### Exercise prompt
Which lines of the entries hold the string "viên"? Copy each one.

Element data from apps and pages
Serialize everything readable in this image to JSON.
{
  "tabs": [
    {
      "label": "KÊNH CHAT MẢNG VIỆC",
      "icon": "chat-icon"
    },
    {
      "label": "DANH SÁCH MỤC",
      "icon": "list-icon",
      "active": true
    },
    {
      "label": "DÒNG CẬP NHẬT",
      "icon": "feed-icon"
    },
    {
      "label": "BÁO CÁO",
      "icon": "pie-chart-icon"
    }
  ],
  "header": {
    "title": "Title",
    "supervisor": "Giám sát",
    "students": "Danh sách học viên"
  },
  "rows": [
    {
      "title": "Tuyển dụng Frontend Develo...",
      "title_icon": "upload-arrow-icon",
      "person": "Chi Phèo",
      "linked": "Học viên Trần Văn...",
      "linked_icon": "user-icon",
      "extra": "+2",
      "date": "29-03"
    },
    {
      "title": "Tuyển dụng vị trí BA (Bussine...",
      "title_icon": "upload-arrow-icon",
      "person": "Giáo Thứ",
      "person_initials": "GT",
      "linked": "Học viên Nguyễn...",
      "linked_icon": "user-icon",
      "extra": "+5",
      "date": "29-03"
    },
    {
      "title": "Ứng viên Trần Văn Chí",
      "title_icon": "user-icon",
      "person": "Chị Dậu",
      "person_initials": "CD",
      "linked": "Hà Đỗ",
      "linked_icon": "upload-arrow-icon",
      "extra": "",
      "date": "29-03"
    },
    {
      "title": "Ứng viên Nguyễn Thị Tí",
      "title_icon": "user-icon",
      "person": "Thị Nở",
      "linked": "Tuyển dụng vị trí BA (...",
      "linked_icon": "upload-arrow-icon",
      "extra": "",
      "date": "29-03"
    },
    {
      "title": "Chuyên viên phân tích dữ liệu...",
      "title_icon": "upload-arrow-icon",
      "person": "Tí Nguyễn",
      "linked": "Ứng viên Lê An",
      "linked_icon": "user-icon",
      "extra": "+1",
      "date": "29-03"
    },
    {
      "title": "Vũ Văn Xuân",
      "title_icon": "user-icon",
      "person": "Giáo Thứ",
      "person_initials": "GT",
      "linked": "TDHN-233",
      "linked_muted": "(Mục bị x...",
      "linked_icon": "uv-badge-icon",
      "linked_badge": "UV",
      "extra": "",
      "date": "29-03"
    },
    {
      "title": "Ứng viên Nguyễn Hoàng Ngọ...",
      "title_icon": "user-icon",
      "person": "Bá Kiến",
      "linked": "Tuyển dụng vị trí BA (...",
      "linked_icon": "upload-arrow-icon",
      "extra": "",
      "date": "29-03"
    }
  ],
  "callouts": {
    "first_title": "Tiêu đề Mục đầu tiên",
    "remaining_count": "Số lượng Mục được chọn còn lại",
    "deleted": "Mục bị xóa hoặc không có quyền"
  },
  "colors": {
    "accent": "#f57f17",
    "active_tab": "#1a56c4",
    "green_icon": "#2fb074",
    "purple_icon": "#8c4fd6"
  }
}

### Exercise solution
    "students": "Danh sách học viên"
      "linked": "Học viên Trần Văn...",
      "linked": "Học viên Nguyễn...",
      "title": "Ứng viên Trần Văn Chí",
      "title": "Ứng viên Nguyễn Thị Tí",
      "title": "Chuyên viên phân tích dữ liệu...",
      "linked": "Ứng viên Lê An",
      "title": "Ứng viên Nguyễn Hoàng Ngọ...",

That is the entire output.